Israel’s environment faces a variety of insults and challenges. The Tal fund provides strategic investments and grants that strengthen local capacity and grassroots efforts, focusing on the country's key ecological challenges:
Preventing irreversible damage
The Tal Fund seeks out and supports the most creative and effective Israeli environmental organizations, activists, and initiatives that address these problems and provide sustainable alternatives. Priority is given to Israel’s most pressing environmental problems.

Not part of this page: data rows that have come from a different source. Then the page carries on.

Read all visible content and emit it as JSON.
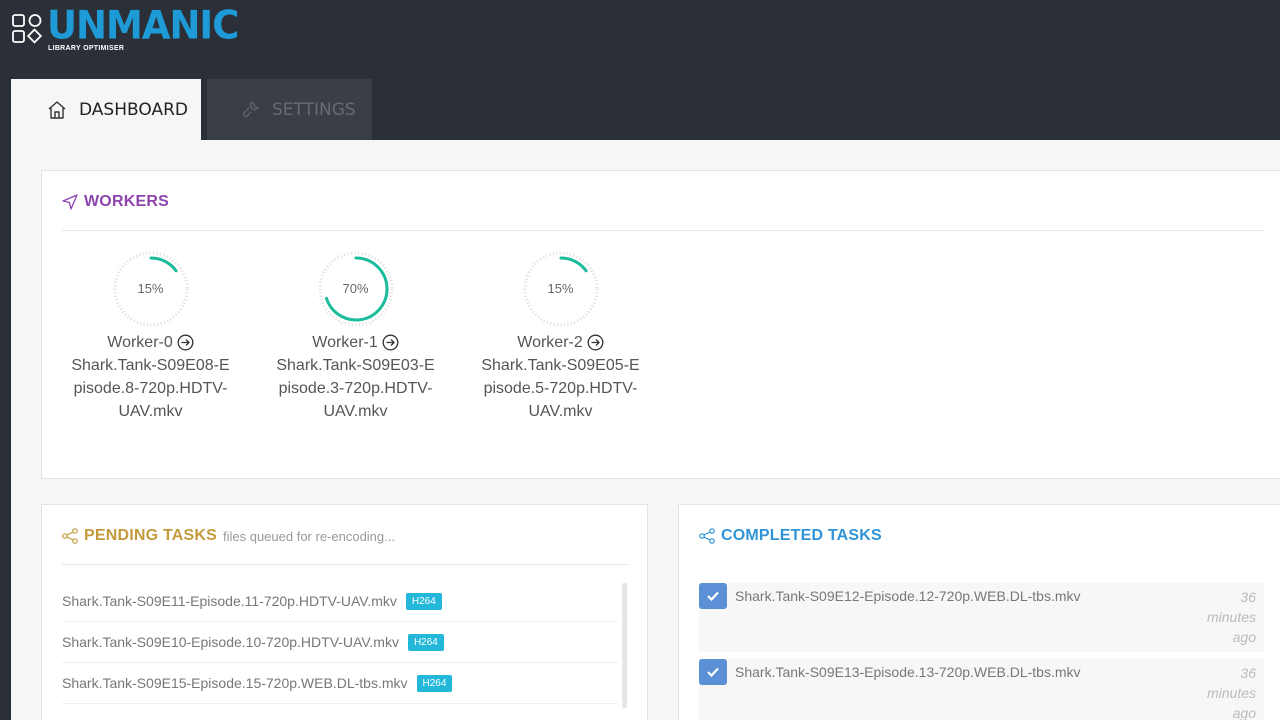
{
  "app": {
    "logo_text": "UNMANIC",
    "logo_subtitle": "LIBRARY OPTIMISER"
  },
  "tabs": [
    {
      "label": "DASHBOARD",
      "icon": "home-icon",
      "active": true
    },
    {
      "label": "SETTINGS",
      "icon": "wrench-icon",
      "active": false
    }
  ],
  "workers": {
    "title": "WORKERS",
    "icon": "send-icon",
    "items": [
      {
        "name": "Worker-0",
        "progress_label": "15%",
        "progress": 15,
        "file": "Shark.Tank-S09E08-Episode.8-720p.HDTV-UAV.mkv"
      },
      {
        "name": "Worker-1",
        "progress_label": "70%",
        "progress": 70,
        "file": "Shark.Tank-S09E03-Episode.3-720p.HDTV-UAV.mkv"
      },
      {
        "name": "Worker-2",
        "progress_label": "15%",
        "progress": 15,
        "file": "Shark.Tank-S09E05-Episode.5-720p.HDTV-UAV.mkv"
      }
    ]
  },
  "pending": {
    "title": "PENDING TASKS",
    "subtitle": "files queued for re-encoding...",
    "icon": "share-icon",
    "items": [
      {
        "file": "Shark.Tank-S09E11-Episode.11-720p.HDTV-UAV.mkv",
        "codec": "H264"
      },
      {
        "file": "Shark.Tank-S09E10-Episode.10-720p.HDTV-UAV.mkv",
        "codec": "H264"
      },
      {
        "file": "Shark.Tank-S09E15-Episode.15-720p.WEB.DL-tbs.mkv",
        "codec": "H264"
      }
    ]
  },
  "completed": {
    "title": "COMPLETED TASKS",
    "icon": "share-icon",
    "items": [
      {
        "file": "Shark.Tank-S09E12-Episode.12-720p.WEB.DL-tbs.mkv",
        "time": "36 minutes ago"
      },
      {
        "file": "Shark.Tank-S09E13-Episode.13-720p.WEB.DL-tbs.mkv",
        "time": "36 minutes ago"
      }
    ]
  },
  "colors": {
    "brand": "#1e9ad6",
    "topbar": "#2b3038",
    "gauge": "#1abc9c",
    "workers_title": "#8e44ad",
    "pending_title": "#c49a3c",
    "completed_title": "#2f95d6",
    "badge": "#23b7d9",
    "check": "#5b8fd6"
  }
}
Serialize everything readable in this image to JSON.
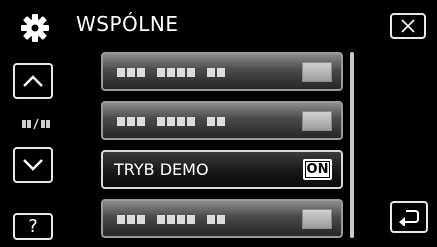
{
  "header": {
    "title": "WSPÓLNE",
    "icon": "gear-icon"
  },
  "items": [
    {
      "label": "",
      "value": "",
      "active": false
    },
    {
      "label": "",
      "value": "",
      "active": false
    },
    {
      "label": "TRYB DEMO",
      "value": "ON",
      "active": true
    },
    {
      "label": "",
      "value": "",
      "active": false
    }
  ],
  "controls": {
    "help_label": "?",
    "close_icon": "close-icon",
    "back_icon": "back-icon",
    "up_icon": "chevron-up-icon",
    "down_icon": "chevron-down-icon"
  },
  "colors": {
    "background": "#000000",
    "item_active": "#161616",
    "item_inactive": "#4a4a4a",
    "border": "#e8e8e8"
  }
}
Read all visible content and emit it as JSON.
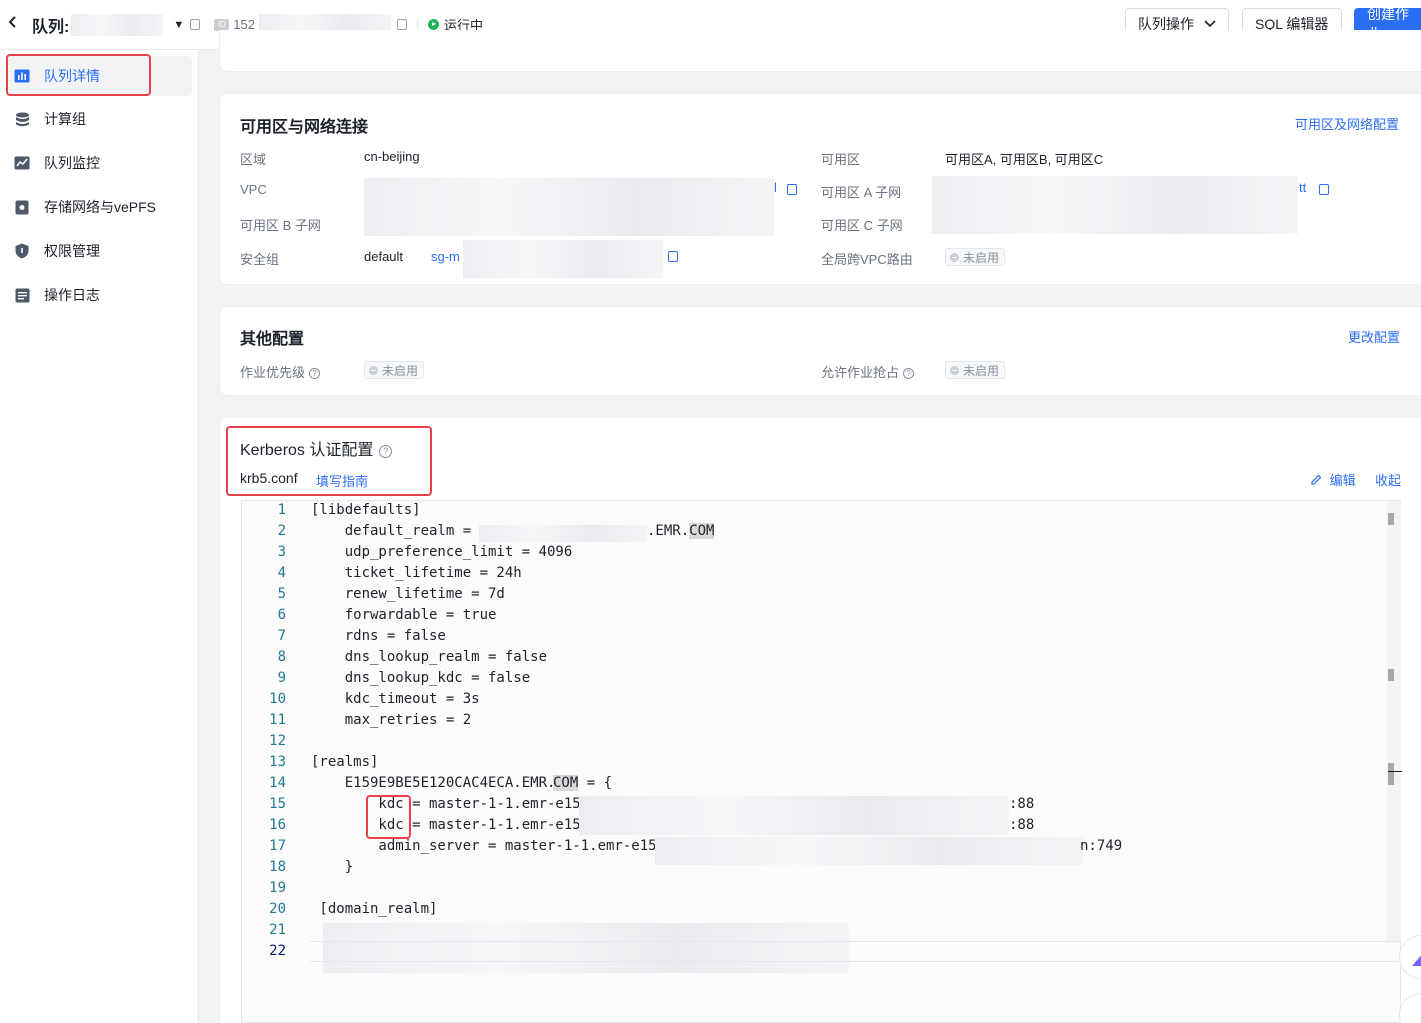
{
  "header": {
    "queue_label": "队列:",
    "id_icon": "ID",
    "id_value": "152",
    "status": "运行中",
    "queue_ops_button": "队列操作",
    "sql_editor_button": "SQL 编辑器",
    "create_job_button": "创建作业"
  },
  "sidebar": {
    "items": [
      {
        "label": "队列详情",
        "icon": "bar-chart-icon"
      },
      {
        "label": "计算组",
        "icon": "database-icon"
      },
      {
        "label": "队列监控",
        "icon": "monitor-chart-icon"
      },
      {
        "label": "存储网络与vePFS",
        "icon": "storage-icon"
      },
      {
        "label": "权限管理",
        "icon": "shield-icon"
      },
      {
        "label": "操作日志",
        "icon": "log-icon"
      }
    ]
  },
  "network": {
    "title": "可用区与网络连接",
    "config_link": "可用区及网络配置",
    "region_label": "区域",
    "region_value": "cn-beijing",
    "vpc_label": "VPC",
    "vpc_value_tail": "l",
    "subnet_b_label": "可用区 B 子网",
    "security_group_label": "安全组",
    "security_group_default": "default",
    "security_group_id": "sg-m",
    "zone_label": "可用区",
    "zone_value": "可用区A, 可用区B, 可用区C",
    "subnet_a_label": "可用区 A 子网",
    "subnet_a_tail": "tt",
    "subnet_c_label": "可用区 C 子网",
    "cross_vpc_label": "全局跨VPC路由",
    "cross_vpc_value": "未启用"
  },
  "other": {
    "title": "其他配置",
    "edit_link": "更改配置",
    "priority_label": "作业优先级",
    "priority_value": "未启用",
    "preempt_label": "允许作业抢占",
    "preempt_value": "未启用"
  },
  "kerberos": {
    "title": "Kerberos 认证配置",
    "file_label": "krb5.conf",
    "guide_link": "填写指南",
    "edit_link": "编辑",
    "collapse_link": "收起"
  },
  "code_lines": [
    {
      "n": "1",
      "text": "[libdefaults]"
    },
    {
      "n": "2",
      "text": "    default_realm = "
    },
    {
      "n": "3",
      "text": "    udp_preference_limit = 4096"
    },
    {
      "n": "4",
      "text": "    ticket_lifetime = 24h"
    },
    {
      "n": "5",
      "text": "    renew_lifetime = 7d"
    },
    {
      "n": "6",
      "text": "    forwardable = true"
    },
    {
      "n": "7",
      "text": "    rdns = false"
    },
    {
      "n": "8",
      "text": "    dns_lookup_realm = false"
    },
    {
      "n": "9",
      "text": "    dns_lookup_kdc = false"
    },
    {
      "n": "10",
      "text": "    kdc_timeout = 3s"
    },
    {
      "n": "11",
      "text": "    max_retries = 2"
    },
    {
      "n": "12",
      "text": ""
    },
    {
      "n": "13",
      "text": "[realms]"
    },
    {
      "n": "14",
      "text": "    E159E9BE5E120CAC4ECA.EMR."
    },
    {
      "n": "15",
      "text": "        kdc = master-1-1.emr-e15"
    },
    {
      "n": "16",
      "text": "        kdc = master-1-1.emr-e15"
    },
    {
      "n": "17",
      "text": "        admin_server = master-1-1.emr-e15"
    },
    {
      "n": "18",
      "text": "    }"
    },
    {
      "n": "19",
      "text": ""
    },
    {
      "n": "20",
      "text": " [domain_realm]"
    },
    {
      "n": "21",
      "text": ""
    },
    {
      "n": "22",
      "text": ""
    }
  ],
  "code_fragments": {
    "l2_suffix": ".EMR.",
    "com": "COM",
    "l14_tail": " = {",
    "l15_tail": ":88",
    "l16_tail": ":88",
    "l17_tail": "n:749"
  }
}
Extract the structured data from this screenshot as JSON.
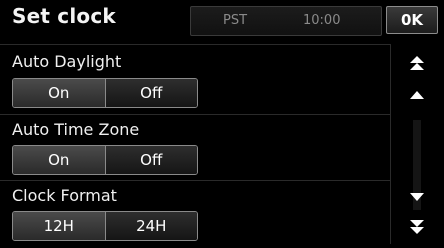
{
  "header": {
    "title": "Set clock",
    "timezone": "PST",
    "time": "10:00",
    "ok_label": "0K"
  },
  "settings": [
    {
      "label": "Auto Daylight",
      "options": [
        "On",
        "Off"
      ]
    },
    {
      "label": "Auto Time Zone",
      "options": [
        "On",
        "Off"
      ]
    },
    {
      "label": "Clock Format",
      "options": [
        "12H",
        "24H"
      ]
    }
  ],
  "scroll": {
    "icons": [
      "page-up-icon",
      "line-up-icon",
      "line-down-icon",
      "page-down-icon"
    ]
  }
}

The Tal Fund was established by Alon and Robyn Tal in 2006. After receiving the 2005 Bronfman Prize for his contribution to environmental protection in Israel, Professor Tal donated the 100,000 dollar prize money to establish the Fund. The Tal Fund – received matching seed funding from the KKL/JNF. The Fund is dedicated to supporting meaningful and creative grassroots environmental activism in Israel. Initially, the Tal Fund was managed by the KKL/JNF Jerusalem office as an independent environmental project. As a result of legal changes in the KKL, in 2016, the Fund moved to operate within the framework of Econet Israel. Econet Israel is an Israeli non-profit Ahmutah that has been involved in supporting environmental activities in Israel since the 1990s. The Tal Fund from its inception has been managed by an independent Board of Directors, comprised of academics, environmental activists and Tal family members. The Fund continues to receive financial support from supporters of the Jewish National Fund and maintains its original policy of receiving donor advised grants via JNF, with “zero overhead” to ensure that Israel’s environmental community receives maximum support.
“Never doubt that a small group of thoughtful, committed citizens can change the world; indeed, it's the only thing that ever has.”
“A land where the breeze blows without wildflowers -- is a place of suffocation. A land where winds cannot blow unobstructed -- will be a hotel, not a homeland. “
“We don't inherit the earth from our ancestors, we borrow it from our children.”
"More than any of their ancestors, the present generation stands at an ecological crossroads – offered the choice of life and good, or death evil. This “last chance” to preserve a healthy Promise Land for posterity is a weighty privilege indeed."